Unloading Cotton on the Nile, painting by Frederick Goodall, mid 19th century

Attention to Orientalist paintings often ignores the lesser artists, some of whom provided valuable descriptive renderings of people and scenes. One of these is the Englishman Frederick Goodall (1822-1904), who moved to the Coptic quarter of Cairo in 1858, sharing space with Carl Haag, a drawing master for Queen Victoria. They spent much time in Bedouin camps, as well as busy suqs, where they were often treated with suspicion. After seven months in Egypt, Goodall had produced 130 oil paintings.
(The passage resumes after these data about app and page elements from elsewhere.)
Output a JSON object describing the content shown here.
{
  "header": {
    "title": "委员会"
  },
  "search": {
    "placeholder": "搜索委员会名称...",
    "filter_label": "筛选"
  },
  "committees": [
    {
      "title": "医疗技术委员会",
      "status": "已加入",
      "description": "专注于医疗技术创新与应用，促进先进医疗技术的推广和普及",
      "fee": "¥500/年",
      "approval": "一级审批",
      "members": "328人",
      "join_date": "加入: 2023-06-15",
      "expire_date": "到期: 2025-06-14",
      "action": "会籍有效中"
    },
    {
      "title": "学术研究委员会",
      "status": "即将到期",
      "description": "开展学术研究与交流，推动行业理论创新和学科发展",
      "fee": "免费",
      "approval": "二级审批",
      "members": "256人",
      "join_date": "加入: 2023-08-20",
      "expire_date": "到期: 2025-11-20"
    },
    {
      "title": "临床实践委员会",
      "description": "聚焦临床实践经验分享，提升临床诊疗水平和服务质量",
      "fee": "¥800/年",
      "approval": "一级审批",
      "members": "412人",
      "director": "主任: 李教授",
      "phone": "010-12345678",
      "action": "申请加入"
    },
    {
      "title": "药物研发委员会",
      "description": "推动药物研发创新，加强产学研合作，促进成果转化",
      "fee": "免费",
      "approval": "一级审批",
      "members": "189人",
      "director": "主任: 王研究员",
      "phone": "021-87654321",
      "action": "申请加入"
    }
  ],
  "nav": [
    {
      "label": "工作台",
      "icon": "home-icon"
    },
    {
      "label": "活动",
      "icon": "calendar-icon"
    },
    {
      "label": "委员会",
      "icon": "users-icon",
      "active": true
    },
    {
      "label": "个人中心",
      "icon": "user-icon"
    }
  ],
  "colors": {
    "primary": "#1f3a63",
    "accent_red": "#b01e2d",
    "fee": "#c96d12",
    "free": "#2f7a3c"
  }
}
He returned to Egypt in 1870 to make more paintings, this time with his two sons. They stayed at the house of the Egyptian archaeologist Mariette-Bey, near Sakkara. To blend in with the context Goodall grew a beard and at times dressed in white with a red fez. His work provides a meticulous “ethnographic” view of Egypt at the time.


Cairo Bazaar, 1891


The Palm Grove, 1894